It’s been a great few days at Catalyst. Threads has been able to make some incredible inroads and we look forward to seeing how the Lord develops our relationship with the hundreds of new friends we made this week. As for me personally, I’ve really been challenged by the reverb message of Catalyst. The worship has been incredible and the communicators have brought it for 3 days straight. It’s been a great time of hearing from guys like Andy Stanley, Francs Chan, John Maxell, Irwin McManus, Dave Ramsey, and others. I took more notes than I know what to do with. At a point during one of the services I was typing so fast in effort to capture everything that I actually thought to myself, “Wow. I didn’t know I could type this fast.”
The first day of Catalyst was great! Listened in on four sessions total - all from amazing guys. Matt Chandler, pastor of The Village Church in Highland Village, TX, was incredible!
The story of The Village is one that is amazing in and of itself - growing by nearly 5000 people in about five years time. This is one of those churches that people look at and want to tap into whatever it is that they can draw from the pastor (Chandler in this case) - most of the time in an effort to try & duplicate it in order to hopefully see the same numerical growth in their own ministries/churches.
I knew I was going to like Matt from what he had to say right out of the gate…

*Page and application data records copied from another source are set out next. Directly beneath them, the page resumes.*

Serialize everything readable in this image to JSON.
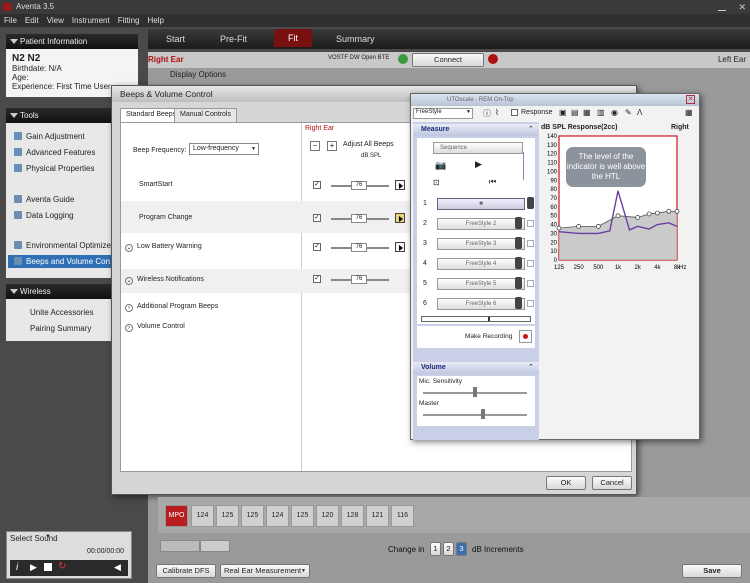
{
  "app": {
    "title": "Aventa 3.5"
  },
  "menu": [
    "File",
    "Edit",
    "View",
    "Instrument",
    "Fitting",
    "Help"
  ],
  "sidebar": {
    "patient_header": "Patient Information",
    "patient_name": "N2 N2",
    "birthdate": "Birthdate: N/A",
    "age": "Age:",
    "experience": "Experience: First Time User",
    "tools_header": "Tools",
    "tools": [
      "Gain Adjustment",
      "Advanced Features",
      "Physical Properties",
      "Aventa Guide",
      "Data Logging",
      "Environmental Optimizer",
      "Beeps and Volume Con"
    ],
    "wireless_header": "Wireless",
    "wireless": [
      "Unite Accessories",
      "Pairing Summary"
    ],
    "select_sound": "Select Sound",
    "time": "00:00/00:00"
  },
  "tabs": [
    "Start",
    "Pre-Fit",
    "Fit",
    "Summary"
  ],
  "earbar": {
    "right_ear": "Right Ear",
    "device": "VOSTF DW Open BTE",
    "connect": "Connect",
    "left_ear": "Left Ear",
    "display_options": "Display Options"
  },
  "dialog": {
    "title": "Beeps & Volume Control",
    "tabs": [
      "Standard Beeps",
      "Manual Controls"
    ],
    "right_ear": "Right Ear",
    "adjust_all": "Adjust All Beeps",
    "unit": "dB SPL",
    "beep_frequency_label": "Beep Frequency:",
    "beep_frequency_value": "Low-frequency",
    "rows": [
      "SmartStart",
      "Program Change",
      "Low Battery Warning",
      "Wireless Notifications",
      "Additional Program Beeps",
      "Volume Control"
    ],
    "values": [
      "76",
      "76",
      "76",
      "76"
    ],
    "ok": "OK",
    "cancel": "Cancel"
  },
  "popup": {
    "title": "UTOscale - REM On-Top",
    "program": "FreeStyle",
    "response": "Response",
    "measure": "Measure",
    "sequence": "Sequence",
    "items": [
      "FreeStyle 2",
      "FreeStyle 3",
      "FreeStyle 4",
      "FreeStyle 5",
      "FreeStyle 6"
    ],
    "item_nums": [
      "1",
      "2",
      "3",
      "4",
      "5",
      "6"
    ],
    "make_recording": "Make Recording",
    "volume": "Volume",
    "mic_sensitivity": "Mic. Sensitivity",
    "master": "Master",
    "chart_title": "dB SPL Response(2cc)",
    "chart_side": "Right",
    "callout": "The level of the indicator is well above the HTL"
  },
  "chart_data": {
    "type": "line",
    "title": "dB SPL Response(2cc)",
    "xlabel": "Hz",
    "ylabel": "",
    "x_ticks": [
      "125",
      "250",
      "500",
      "1k",
      "2k",
      "4k",
      "8k"
    ],
    "y_ticks": [
      140,
      130,
      120,
      110,
      100,
      90,
      80,
      70,
      60,
      50,
      40,
      30,
      20,
      10,
      0
    ],
    "ylim": [
      0,
      140
    ],
    "series": [
      {
        "x": [
          125,
          250,
          500,
          750,
          1000,
          1500,
          2000,
          3000,
          4000,
          6000,
          8000
        ],
        "values": [
          32,
          30,
          30,
          33,
          78,
          34,
          38,
          35,
          40,
          42,
          38
        ]
      },
      {
        "x": [
          125,
          250,
          500,
          1000,
          2000,
          3000,
          4000,
          6000,
          8000
        ],
        "values": [
          36,
          38,
          38,
          50,
          48,
          52,
          53,
          55,
          55
        ]
      }
    ]
  },
  "bottom": {
    "mpo": "MPO",
    "cells": [
      "124",
      "125",
      "125",
      "124",
      "125",
      "120",
      "128",
      "121",
      "116"
    ],
    "change_in": "Change in",
    "steps": [
      "1",
      "2",
      "3"
    ],
    "increments": "dB Increments",
    "calibrate": "Calibrate DFS",
    "rem": "Real Ear Measurement",
    "save": "Save"
  },
  "colors": {
    "accent": "#7a1111",
    "selection": "#2f6fb5",
    "highlight": "#c41a1a"
  }
}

The following checklist is from William Newell. He was a Bible teacher and pastor who died in 1956. He also wrote the hymn “At Calvary” if you are familiar with it. Anyway, a friend of mine sent me this checklist of things that Newell wrote about living under grace. He encouraged me to “soak them in.” After reading these several times over the last few days, they seem to go deeper each time. I’d encourage you to do the same—read over these and allow them to simmer with you for awhile. I’d love to hear your thoughts on this list.